Assignment
Which lines of the data contain the string "meta"? Show each of them.

Data to examine
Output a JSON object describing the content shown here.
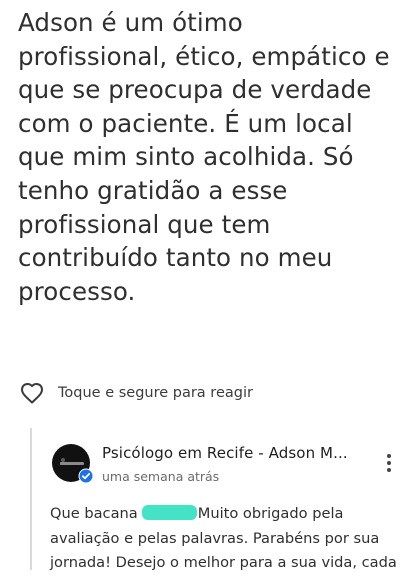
{
  "review": {
    "lines": [
      "Adson é um ótimo",
      "profissional, ético, empático e",
      "que se preocupa de verdade",
      "com o paciente. É um local",
      "que mim sinto acolhida. Só",
      "tenho gratidão a esse",
      "profissional que tem",
      "contribuído tanto no meu",
      "processo."
    ]
  },
  "reaction": {
    "icon": "heart-outline-icon",
    "label": "Toque e segure para reagir"
  },
  "owner_reply": {
    "name": "Psicólogo em Recife - Adson M...",
    "time": "uma semana atrás",
    "verified_icon": "verified-badge-icon",
    "verified_color": "#1a73e8",
    "redaction_color": "#45e3c6",
    "text_line1_before": "Que bacana",
    "text_line1_after": "Muito obrigado pela",
    "text_line2": "avaliação e pelas palavras. Parabéns por sua",
    "text_line3": "jornada! Desejo o melhor para a sua vida, cada"
  }
}
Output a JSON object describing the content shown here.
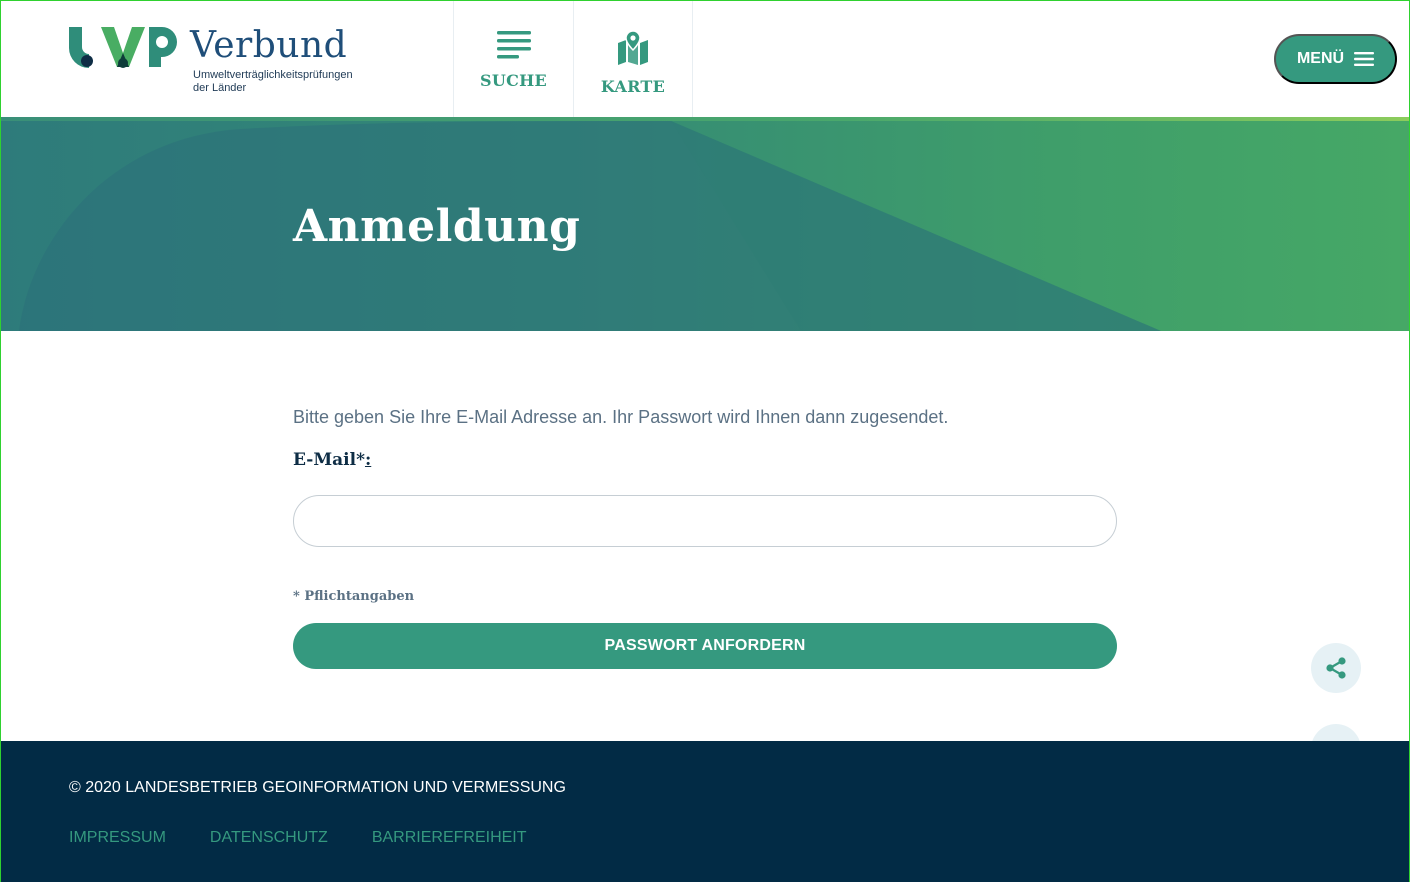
{
  "header": {
    "logo": {
      "mark": "UVP",
      "title": "Verbund",
      "subtitle_line1": "Umweltverträglichkeitsprüfungen",
      "subtitle_line2": "der Länder"
    },
    "nav": [
      {
        "label": "SUCHE",
        "icon": "list-icon"
      },
      {
        "label": "KARTE",
        "icon": "map-pin-icon"
      }
    ],
    "menu_label": "MENÜ",
    "menu_icon": "hamburger-icon"
  },
  "hero": {
    "title": "Anmeldung"
  },
  "form": {
    "intro": "Bitte geben Sie Ihre E-Mail Adresse an. Ihr Passwort wird Ihnen dann zugesendet.",
    "email_label": "E-Mail*",
    "email_label_suffix": ":",
    "email_value": "",
    "email_placeholder": "",
    "required_note": "* Pflichtangaben",
    "submit_label": "PASSWORT ANFORDERN"
  },
  "floating": {
    "share_icon": "share-icon",
    "top_icon": "chevron-up-icon"
  },
  "footer": {
    "copyright": "© 2020 LANDESBETRIEB GEOINFORMATION UND VERMESSUNG",
    "links": [
      "IMPRESSUM",
      "DATENSCHUTZ",
      "BARRIEREFREIHEIT"
    ]
  },
  "colors": {
    "accent": "#35997f",
    "footer_bg": "#022b45",
    "heading_dark": "#0e2d45",
    "logo_blue": "#1f4e79"
  }
}
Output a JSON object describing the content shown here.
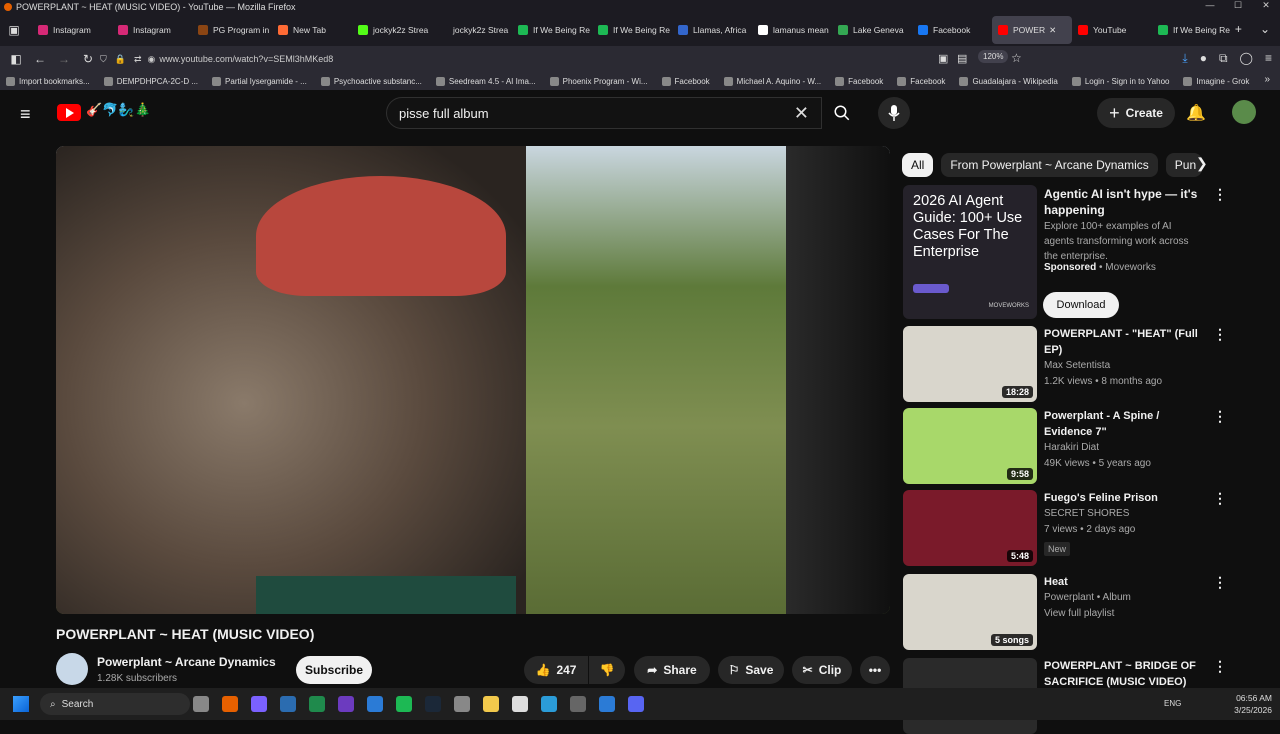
{
  "window": {
    "title": "POWERPLANT ~ HEAT (MUSIC VIDEO) - YouTube — Mozilla Firefox"
  },
  "tabs": [
    {
      "label": "Instagram",
      "color": "#d62976"
    },
    {
      "label": "Instagram",
      "color": "#d62976"
    },
    {
      "label": "PG Program in",
      "color": "#8b4513"
    },
    {
      "label": "New Tab",
      "color": "#ff6b35"
    },
    {
      "label": "jockyk2z Strea",
      "color": "#53fc18"
    },
    {
      "label": "jockyk2z Strea",
      "color": "#1c1b22"
    },
    {
      "label": "If We Being Re",
      "color": "#1db954"
    },
    {
      "label": "If We Being Re",
      "color": "#1db954"
    },
    {
      "label": "Llamas, Africa",
      "color": "#3366cc"
    },
    {
      "label": "lamanus mean",
      "color": "#ffffff"
    },
    {
      "label": "Lake Geneva",
      "color": "#34a853"
    },
    {
      "label": "Facebook",
      "color": "#1877f2"
    },
    {
      "label": "POWER",
      "color": "#ff0000",
      "active": true
    },
    {
      "label": "YouTube",
      "color": "#ff0000"
    },
    {
      "label": "If We Being Re",
      "color": "#1db954"
    }
  ],
  "nav": {
    "url": "www.youtube.com/watch?v=SEMl3hMKed8",
    "zoom": "120%"
  },
  "bookmarks": [
    "Import bookmarks...",
    "DEMPDHPCA-2C-D ...",
    "Partial lysergamide - ...",
    "Psychoactive substanc...",
    "Seedream 4.5 - AI Ima...",
    "Phoenix Program - Wi...",
    "Facebook",
    "Michael A. Aquino - W...",
    "Facebook",
    "Facebook",
    "Guadalajara - Wikipedia",
    "Login - Sign in to Yahoo",
    "Imagine - Grok"
  ],
  "header": {
    "search_value": "pisse full album",
    "create_label": "Create",
    "doodle": "🎸🐬🧞‍♂️🎄"
  },
  "video": {
    "title": "POWERPLANT ~ HEAT (MUSIC VIDEO)",
    "channel": "Powerplant ~ Arcane Dynamics",
    "subscribers": "1.28K subscribers",
    "subscribe_label": "Subscribe",
    "likes": "247",
    "share_label": "Share",
    "save_label": "Save",
    "clip_label": "Clip"
  },
  "chips": [
    "All",
    "From Powerplant ~ Arcane Dynamics",
    "Pun"
  ],
  "ad": {
    "thumb_text": "2026 AI Agent Guide: 100+ Use Cases For The Enterprise",
    "title": "Agentic AI isn't hype — it's happening",
    "description": "Explore 100+ examples of AI agents transforming work across the enterprise.",
    "sponsored": "Sponsored",
    "advertiser": "Moveworks",
    "brand_mark": "MOVEWORKS",
    "cta": "Download"
  },
  "recommendations": [
    {
      "title": "POWERPLANT - \"HEAT\" (Full EP)",
      "channel": "Max Setentista",
      "meta": "1.2K views • 8 months ago",
      "duration": "18:28",
      "thumb_bg": "#d9d6cc",
      "new": false
    },
    {
      "title": "Powerplant - A Spine / Evidence 7\"",
      "channel": "Harakiri Diat",
      "meta": "49K views • 5 years ago",
      "duration": "9:58",
      "thumb_bg": "#a8d86a",
      "new": false
    },
    {
      "title": "Fuego's Feline Prison",
      "channel": "SECRET SHORES",
      "meta": "7 views • 2 days ago",
      "duration": "5:48",
      "thumb_bg": "#7a1a2a",
      "new": true,
      "new_label": "New"
    },
    {
      "title": "Heat",
      "channel": "Powerplant • Album",
      "meta": "View full playlist",
      "duration": "5 songs",
      "thumb_bg": "#d9d6cc",
      "new": false
    },
    {
      "title": "POWERPLANT ~ BRIDGE OF SACRIFICE (MUSIC VIDEO)",
      "channel": "",
      "meta": "",
      "duration": "",
      "thumb_bg": "#2a2a2a",
      "new": false
    }
  ],
  "taskbar": {
    "search": "Search",
    "time": "06:56 AM",
    "date": "3/25/2026",
    "lang": "ENG"
  }
}
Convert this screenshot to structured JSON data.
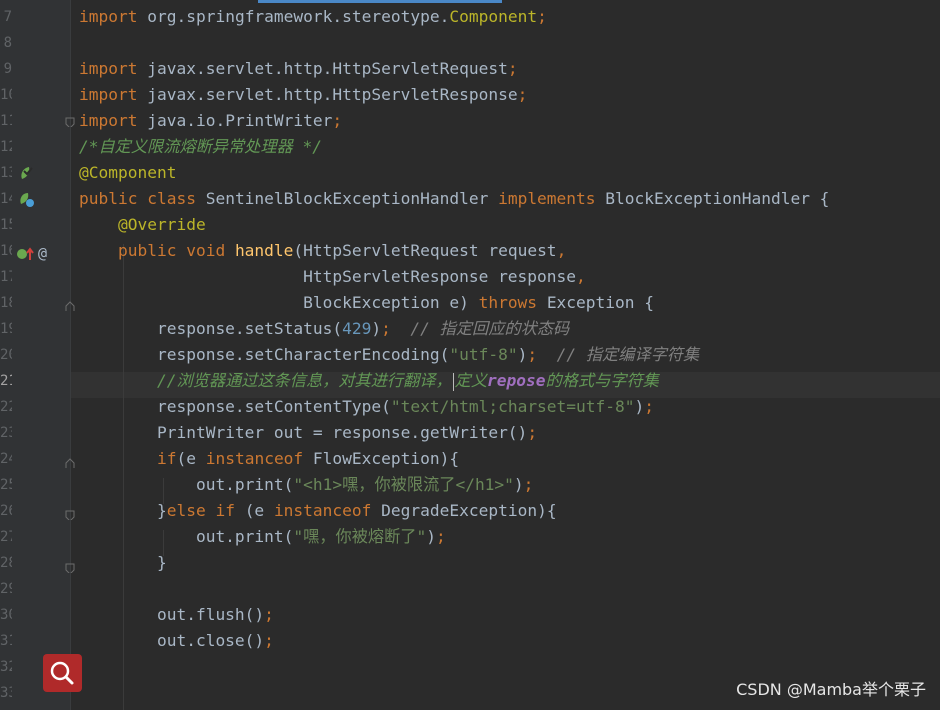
{
  "watermark": "CSDN @Mamba举个栗子",
  "lines": [
    {
      "num": "7",
      "seg": [
        {
          "t": "import ",
          "c": "kw"
        },
        {
          "t": "org.springframework.stereotype.",
          "c": ""
        },
        {
          "t": "Component",
          "c": "ann"
        },
        {
          "t": ";",
          "c": "kw"
        }
      ]
    },
    {
      "num": "8",
      "seg": []
    },
    {
      "num": "9",
      "seg": [
        {
          "t": "import ",
          "c": "kw"
        },
        {
          "t": "javax.servlet.http.HttpServletRequest",
          "c": ""
        },
        {
          "t": ";",
          "c": "kw"
        }
      ]
    },
    {
      "num": "10",
      "seg": [
        {
          "t": "import ",
          "c": "kw"
        },
        {
          "t": "javax.servlet.http.HttpServletResponse",
          "c": ""
        },
        {
          "t": ";",
          "c": "kw"
        }
      ]
    },
    {
      "num": "11",
      "seg": [
        {
          "t": "import ",
          "c": "kw"
        },
        {
          "t": "java.io.PrintWriter",
          "c": ""
        },
        {
          "t": ";",
          "c": "kw"
        }
      ]
    },
    {
      "num": "12",
      "seg": [
        {
          "t": "/*自定义限流熔断异常处理器 */",
          "c": "doc"
        }
      ]
    },
    {
      "num": "13",
      "seg": [
        {
          "t": "@Component",
          "c": "ann"
        }
      ]
    },
    {
      "num": "14",
      "seg": [
        {
          "t": "public class ",
          "c": "kw"
        },
        {
          "t": "SentinelBlockExceptionHandler ",
          "c": ""
        },
        {
          "t": "implements ",
          "c": "kw"
        },
        {
          "t": "BlockExceptionHandler {",
          "c": ""
        }
      ]
    },
    {
      "num": "15",
      "seg": [
        {
          "t": "    ",
          "c": ""
        },
        {
          "t": "@Override",
          "c": "ann"
        }
      ]
    },
    {
      "num": "16",
      "seg": [
        {
          "t": "    ",
          "c": ""
        },
        {
          "t": "public void ",
          "c": "kw"
        },
        {
          "t": "handle",
          "c": "fn"
        },
        {
          "t": "(HttpServletRequest request",
          "c": ""
        },
        {
          "t": ",",
          "c": "kw"
        }
      ]
    },
    {
      "num": "17",
      "seg": [
        {
          "t": "                       HttpServletResponse response",
          "c": ""
        },
        {
          "t": ",",
          "c": "kw"
        }
      ]
    },
    {
      "num": "18",
      "seg": [
        {
          "t": "                       BlockException e) ",
          "c": ""
        },
        {
          "t": "throws ",
          "c": "kw"
        },
        {
          "t": "Exception {",
          "c": ""
        }
      ]
    },
    {
      "num": "19",
      "seg": [
        {
          "t": "        response.setStatus(",
          "c": ""
        },
        {
          "t": "429",
          "c": "num"
        },
        {
          "t": ")",
          "c": ""
        },
        {
          "t": ";  ",
          "c": "kw"
        },
        {
          "t": "// 指定回应的状态码",
          "c": "cm"
        }
      ]
    },
    {
      "num": "20",
      "seg": [
        {
          "t": "        response.setCharacterEncoding(",
          "c": ""
        },
        {
          "t": "\"utf-8\"",
          "c": "str"
        },
        {
          "t": ")",
          "c": ""
        },
        {
          "t": ";  ",
          "c": "kw"
        },
        {
          "t": "// 指定编译字符集",
          "c": "cm"
        }
      ]
    },
    {
      "num": "21",
      "seg": [
        {
          "t": "        ",
          "c": ""
        },
        {
          "t": "//浏览器通过这条信息，对其进行翻译，",
          "c": "doc"
        },
        {
          "t": "",
          "c": "caret"
        },
        {
          "t": "定义",
          "c": "doc"
        },
        {
          "t": "repose",
          "c": "docb"
        },
        {
          "t": "的格式与字符集",
          "c": "doc"
        }
      ]
    },
    {
      "num": "22",
      "seg": [
        {
          "t": "        response.setContentType(",
          "c": ""
        },
        {
          "t": "\"text/html;charset=utf-8\"",
          "c": "str"
        },
        {
          "t": ")",
          "c": ""
        },
        {
          "t": ";",
          "c": "kw"
        }
      ]
    },
    {
      "num": "23",
      "seg": [
        {
          "t": "        PrintWriter out = response.getWriter()",
          "c": ""
        },
        {
          "t": ";",
          "c": "kw"
        }
      ]
    },
    {
      "num": "24",
      "seg": [
        {
          "t": "        ",
          "c": ""
        },
        {
          "t": "if",
          "c": "kw"
        },
        {
          "t": "(e ",
          "c": ""
        },
        {
          "t": "instanceof ",
          "c": "kw"
        },
        {
          "t": "FlowException){",
          "c": ""
        }
      ]
    },
    {
      "num": "25",
      "seg": [
        {
          "t": "            out.print(",
          "c": ""
        },
        {
          "t": "\"<h1>嘿，你被限流了</h1>\"",
          "c": "str"
        },
        {
          "t": ")",
          "c": ""
        },
        {
          "t": ";",
          "c": "kw"
        }
      ]
    },
    {
      "num": "26",
      "seg": [
        {
          "t": "        }",
          "c": ""
        },
        {
          "t": "else if ",
          "c": "kw"
        },
        {
          "t": "(e ",
          "c": ""
        },
        {
          "t": "instanceof ",
          "c": "kw"
        },
        {
          "t": "DegradeException){",
          "c": ""
        }
      ]
    },
    {
      "num": "27",
      "seg": [
        {
          "t": "            out.print(",
          "c": ""
        },
        {
          "t": "\"嘿，你被熔断了\"",
          "c": "str"
        },
        {
          "t": ")",
          "c": ""
        },
        {
          "t": ";",
          "c": "kw"
        }
      ]
    },
    {
      "num": "28",
      "seg": [
        {
          "t": "        }",
          "c": ""
        }
      ]
    },
    {
      "num": "29",
      "seg": []
    },
    {
      "num": "30",
      "seg": [
        {
          "t": "        out.flush()",
          "c": ""
        },
        {
          "t": ";",
          "c": "kw"
        }
      ]
    },
    {
      "num": "31",
      "seg": [
        {
          "t": "        out.close()",
          "c": ""
        },
        {
          "t": ";",
          "c": "kw"
        }
      ]
    },
    {
      "num": "32",
      "seg": []
    },
    {
      "num": "33",
      "seg": []
    }
  ],
  "active_line": "21",
  "gutter_icons": {
    "line13": "bean-icon",
    "line14": "bean-icon",
    "line16_a": "implementing-method-icon",
    "line16_b": "annotation-icon",
    "search": "search-icon"
  },
  "at_symbol": "@",
  "colors": {
    "background": "#2b2b2b",
    "gutter": "#313335",
    "keyword": "#cc7832",
    "annotation": "#bbb529",
    "string": "#6a8759",
    "number": "#6897bb",
    "method": "#ffc66d",
    "comment": "#808080",
    "doc_comment": "#629755",
    "identifier": "#a9b7c6",
    "search_button": "#b02a2a"
  }
}
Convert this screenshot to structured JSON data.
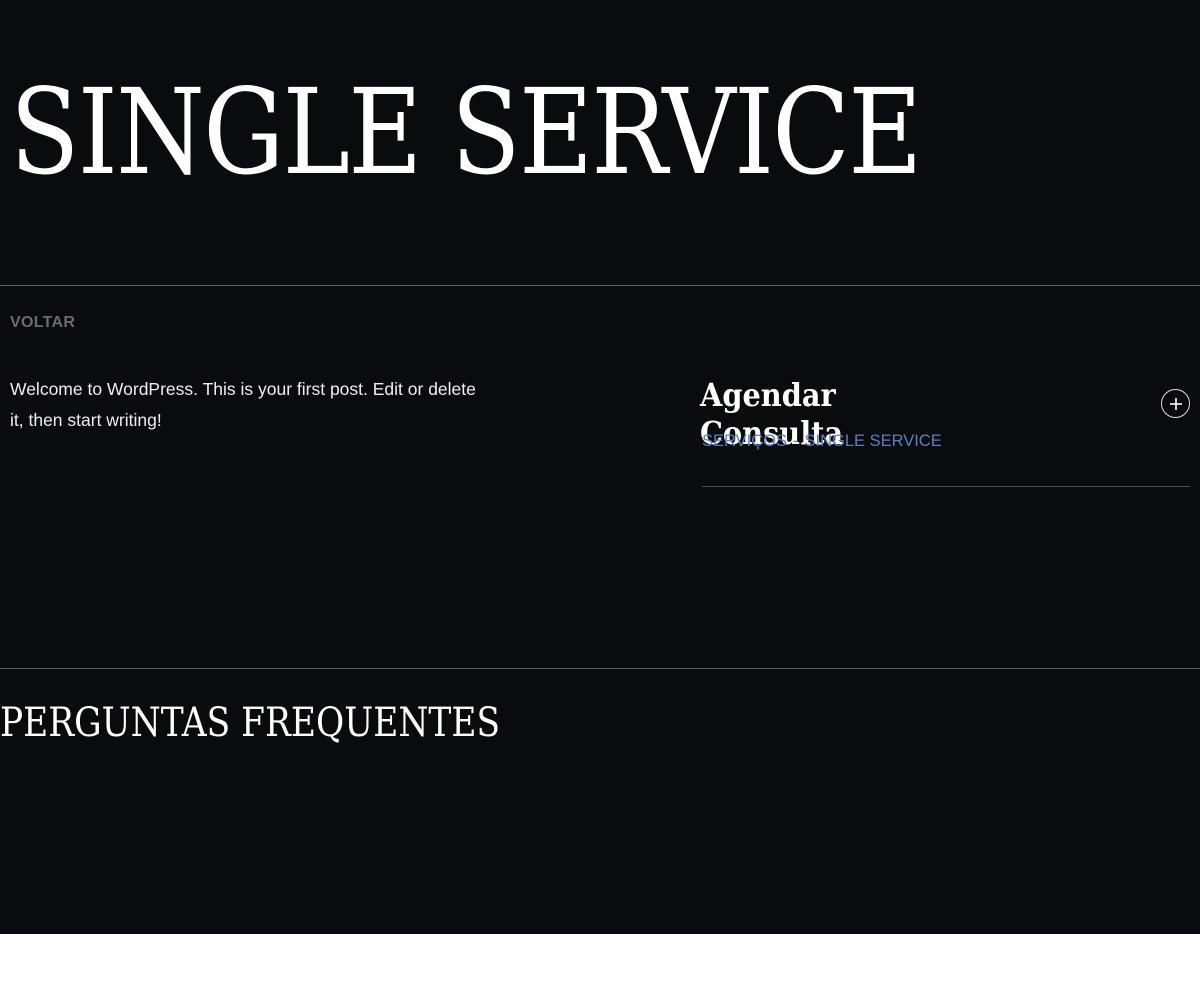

Exercise result
      "meta": "1.2K views • 8 months ago",
      "meta": "49K views • 5 years ago",
      "meta": "7 views • 2 days ago",
      "meta": "View full playlist",
      "meta": "",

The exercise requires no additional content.